A new Web-based parts-inventory management system launched by General Motors Corp. for its North American dealers may have parts managers applauding.
The Retail Inventory Management system (RIM) provides dealerships with a recommended parts list and will order the parts automatically at no risk or cost to the dealer.
RIM has been around since 1990, when Saturn Corp. developed it for its dealers. In 1999, GM deployed the system in Europe and Brazil, and it plans to have most of its U.S. dealers on board some time in 2007.
Once a dealer signs up for the program, GM will download all of the dealership's parts orders from the dealer management system (DMS) from the previous 12 months.
RIM will calculate the optimal inventory level for each part based on the dealership's 12-month history. The parts manager, however, has complete control and can change any stocking level.
Dealers in a pilot program have been accepting RIM's recommended lists 98% of the time, says Bryan Burkhardt, director-retail inventory management for GM Service and Parts Operations.
Jack Tillman, parts manager for one of the pilot dealers, Bob Hook Chevrolet in Louisville, KY, says he no longer spends 90 minutes a day placing orders and running stock reports.
“The other systems are antiquated,” he says.
Once a part inventory falls below the recommended stocking level, RIM automatically generates a purchase order and shipment. Parts managers will have all of the information at their disposal.
Another benefit for dealers using RIM is 100% obsolete part protection, GM says. Currently, GM dealers at no charge can return 5% of non-selling parts.
RIM will generate a monthly material return form for any part number that has no sales activity for 52 weeks. Dealers will be reimbursed for parts with no sales activity that RIM ordered. GM expects participating dealers to decrease their obsolescence levels significantly.
Initially, dealers will see an approximate 16% spike in their parts inventory, but that levels off within a few months. Eventually parts investment should be cut in half. Tillman says he has reduced his inventory to less than $1.5 million — down from $2 million.
He says some parts managers might become concerned for their jobs because of the automatic ordering. “Don't be,” he says. “RIM is a step in the right direction, but it isn't perfect. There's still plenty for parts managers to do.”
Most of the problems are minor glitches that are common with any start-up, Tillman says. “Mostly, you just have to manage it a little, especially when parts numbers change or new products are being phased in.”

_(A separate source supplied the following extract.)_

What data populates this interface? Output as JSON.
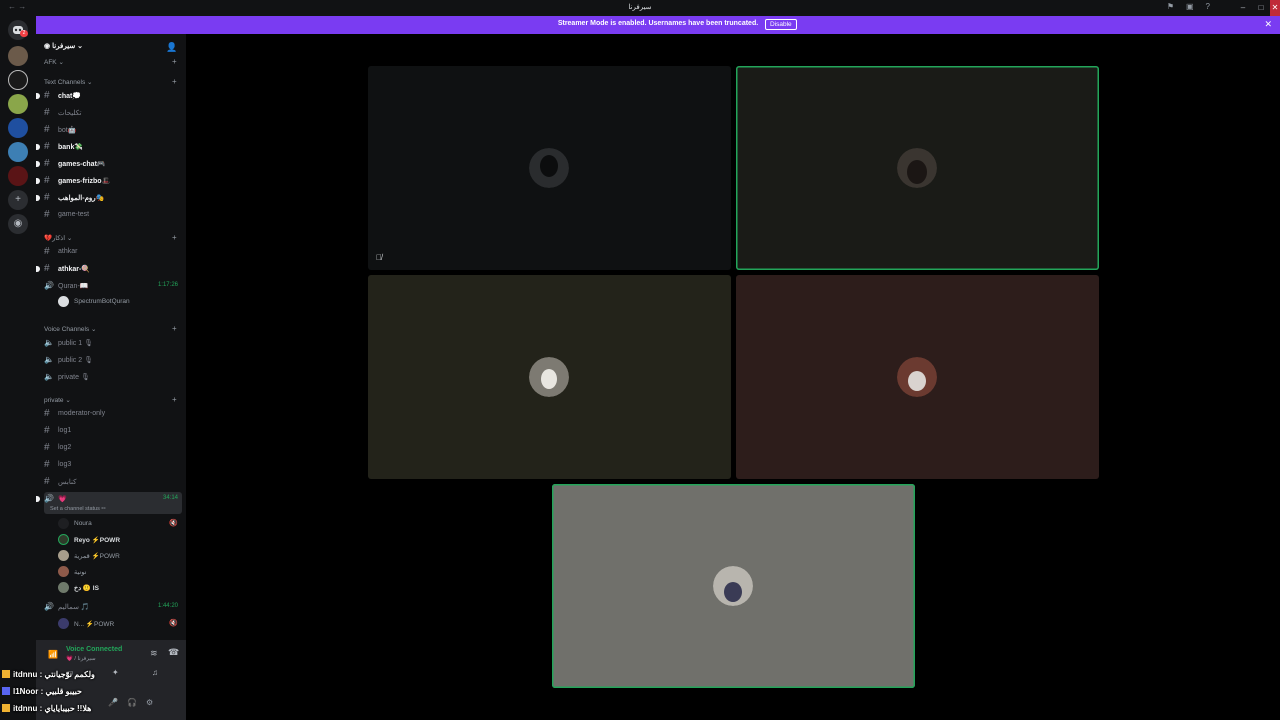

Participating dealers get a 4% discount on orders vs. 2.75% for non-participants.
Burkhardt sees increases in service revenues and customer satisfaction because parts will be in the dealership when needed, reducing downtime.